**EXERCISE:**
For the records below, tally the lines that include the word "name" and report the number alone.

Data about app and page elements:
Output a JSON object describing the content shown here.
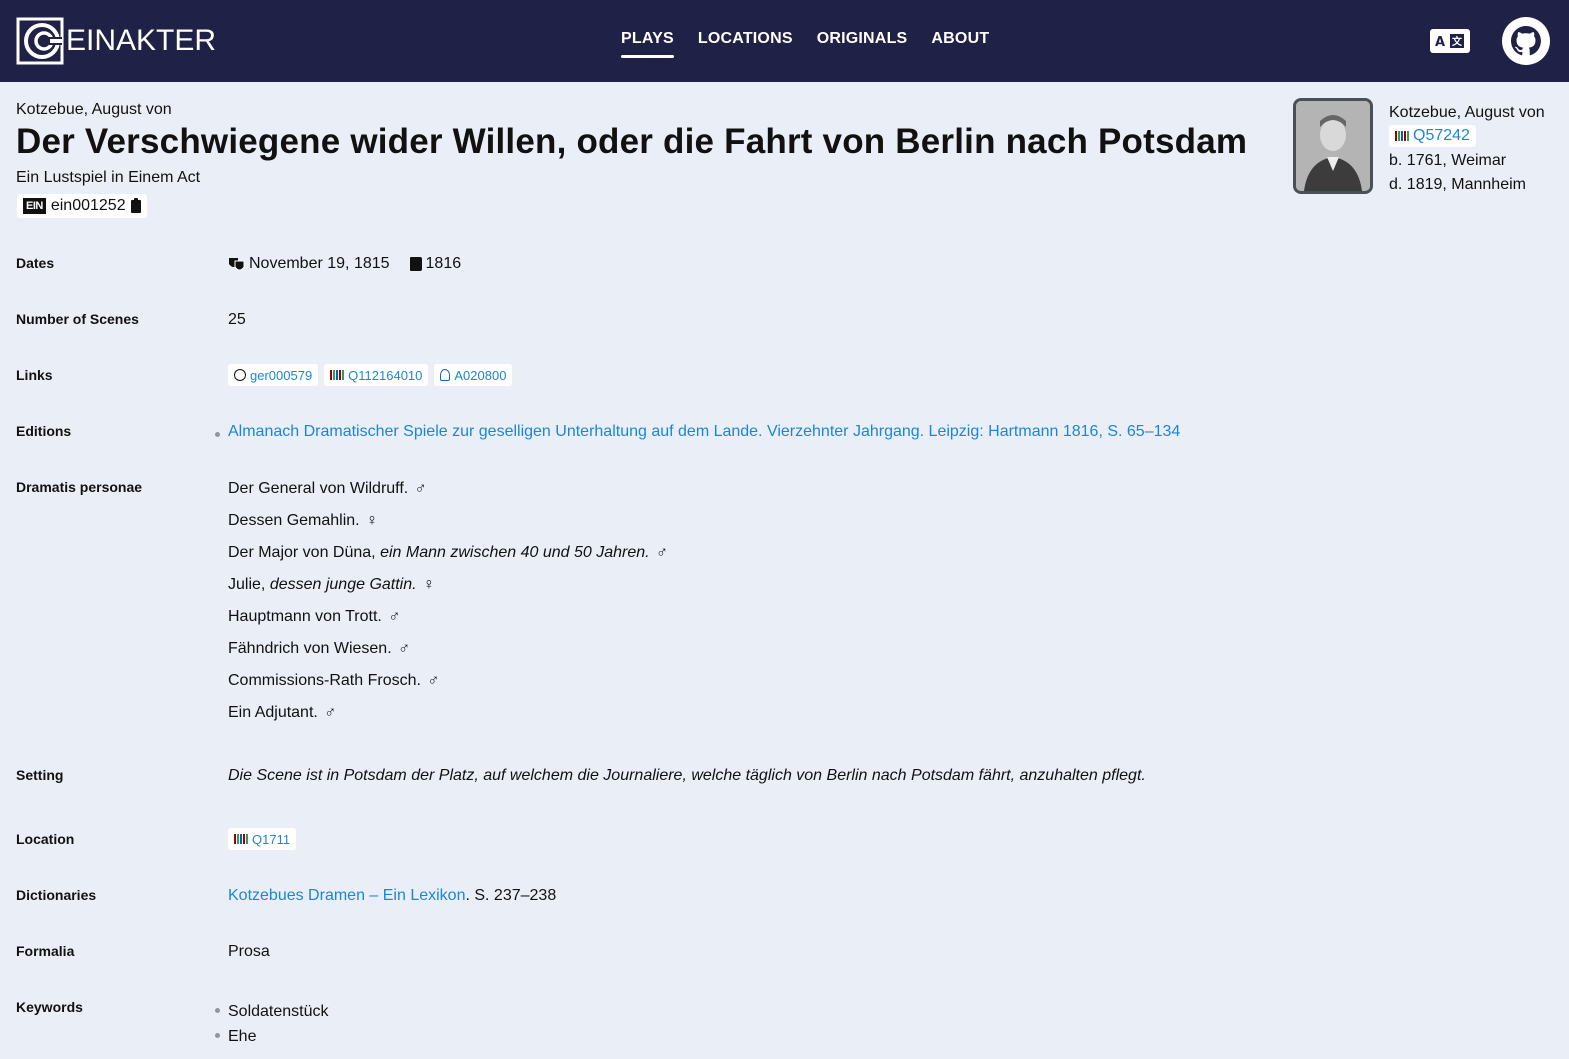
{
  "header": {
    "logo_text": "EINAKTER",
    "nav": [
      {
        "label": "PLAYS",
        "active": true
      },
      {
        "label": "LOCATIONS",
        "active": false
      },
      {
        "label": "ORIGINALS",
        "active": false
      },
      {
        "label": "ABOUT",
        "active": false
      }
    ],
    "icons": [
      "translate-icon",
      "github-icon"
    ],
    "colors": {
      "bar": "#1f2146",
      "link": "#1b86d9",
      "background": "#eaeff7"
    }
  },
  "play": {
    "author": "Kotzebue, August von",
    "title": "Der Verschwiegene wider Willen, oder die Fahrt von Berlin nach Potsdam",
    "subtitle": "Ein Lustspiel in Einem Act",
    "id_icon": "EIN",
    "id": "ein001252"
  },
  "author_card": {
    "name": "Kotzebue, August von",
    "wikidata": "Q57242",
    "born": "b. 1761, Weimar",
    "died": "d. 1819, Mannheim"
  },
  "details": {
    "dates": {
      "label": "Dates",
      "premiere": "November 19, 1815",
      "print": "1816"
    },
    "scenes": {
      "label": "Number of Scenes",
      "value": "25"
    },
    "links": {
      "label": "Links",
      "dracor": "ger000579",
      "wikidata": "Q112164010",
      "gnd": "A020800"
    },
    "editions": {
      "label": "Editions",
      "items": [
        "Almanach Dramatischer Spiele zur geselligen Unterhaltung auf dem Lande. Vierzehnter Jahrgang. Leipzig: Hartmann 1816, S. 65–134"
      ]
    },
    "dramatis": {
      "label": "Dramatis personae",
      "cast": [
        {
          "name": "Der General von Wildruff.",
          "desc": "",
          "gender": "♂"
        },
        {
          "name": "Dessen Gemahlin.",
          "desc": "",
          "gender": "♀"
        },
        {
          "name": "Der Major von Düna,",
          "desc": "ein Mann zwischen 40 und 50 Jahren.",
          "gender": "♂"
        },
        {
          "name": "Julie,",
          "desc": "dessen junge Gattin.",
          "gender": "♀"
        },
        {
          "name": "Hauptmann von Trott.",
          "desc": "",
          "gender": "♂"
        },
        {
          "name": "Fähndrich von Wiesen.",
          "desc": "",
          "gender": "♂"
        },
        {
          "name": "Commissions-Rath Frosch.",
          "desc": "",
          "gender": "♂"
        },
        {
          "name": "Ein Adjutant.",
          "desc": "",
          "gender": "♂"
        }
      ]
    },
    "setting": {
      "label": "Setting",
      "value": "Die Scene ist in Potsdam der Platz, auf welchem die Journaliere, welche täglich von Berlin nach Potsdam fährt, anzuhalten pflegt."
    },
    "location": {
      "label": "Location",
      "wikidata": "Q1711"
    },
    "dictionaries": {
      "label": "Dictionaries",
      "link": "Kotzebues Dramen – Ein Lexikon",
      "suffix": ". S. 237–238"
    },
    "formalia": {
      "label": "Formalia",
      "value": "Prosa"
    },
    "keywords": {
      "label": "Keywords",
      "items": [
        "Soldatenstück",
        "Ehe"
      ]
    }
  }
}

**FINAL ANSWER:**
9